▶ _RECORD EXCERPTS_:
===============
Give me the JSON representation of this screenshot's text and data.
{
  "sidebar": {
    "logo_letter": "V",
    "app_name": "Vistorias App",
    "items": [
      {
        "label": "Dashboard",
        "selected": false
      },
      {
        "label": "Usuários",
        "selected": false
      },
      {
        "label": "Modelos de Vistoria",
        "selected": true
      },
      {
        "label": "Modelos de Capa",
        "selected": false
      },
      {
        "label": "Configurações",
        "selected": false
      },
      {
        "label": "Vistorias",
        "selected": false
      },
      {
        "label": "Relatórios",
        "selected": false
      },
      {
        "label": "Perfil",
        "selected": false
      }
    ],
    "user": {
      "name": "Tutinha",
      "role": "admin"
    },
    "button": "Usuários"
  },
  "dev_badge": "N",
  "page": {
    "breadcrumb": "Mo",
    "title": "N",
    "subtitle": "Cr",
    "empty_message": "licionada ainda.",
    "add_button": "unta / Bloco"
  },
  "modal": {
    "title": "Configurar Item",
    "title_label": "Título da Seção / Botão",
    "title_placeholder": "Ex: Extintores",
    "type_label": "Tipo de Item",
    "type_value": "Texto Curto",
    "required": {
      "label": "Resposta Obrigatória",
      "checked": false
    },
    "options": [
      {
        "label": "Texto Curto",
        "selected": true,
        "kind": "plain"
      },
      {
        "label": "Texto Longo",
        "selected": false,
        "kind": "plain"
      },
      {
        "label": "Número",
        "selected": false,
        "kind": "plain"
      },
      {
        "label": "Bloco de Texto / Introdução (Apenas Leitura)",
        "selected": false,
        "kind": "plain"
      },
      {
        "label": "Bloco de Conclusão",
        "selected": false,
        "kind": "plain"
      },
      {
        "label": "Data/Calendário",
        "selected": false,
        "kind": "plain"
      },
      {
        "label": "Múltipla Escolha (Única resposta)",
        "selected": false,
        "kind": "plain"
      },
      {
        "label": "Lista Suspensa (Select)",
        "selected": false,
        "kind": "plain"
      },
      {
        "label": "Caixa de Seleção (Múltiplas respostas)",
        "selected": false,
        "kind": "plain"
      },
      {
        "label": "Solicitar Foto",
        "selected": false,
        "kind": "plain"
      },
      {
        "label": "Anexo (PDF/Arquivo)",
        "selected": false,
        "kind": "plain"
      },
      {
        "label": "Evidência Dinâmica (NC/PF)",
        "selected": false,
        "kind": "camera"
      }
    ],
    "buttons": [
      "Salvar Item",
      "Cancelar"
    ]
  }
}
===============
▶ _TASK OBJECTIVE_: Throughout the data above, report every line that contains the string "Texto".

▶ _ANSWER BELOW_:
    "type_value": "Texto Curto",
        "label": "Texto Curto",
        "label": "Texto Longo",
        "label": "Bloco de Texto / Introdução (Apenas Leitura)",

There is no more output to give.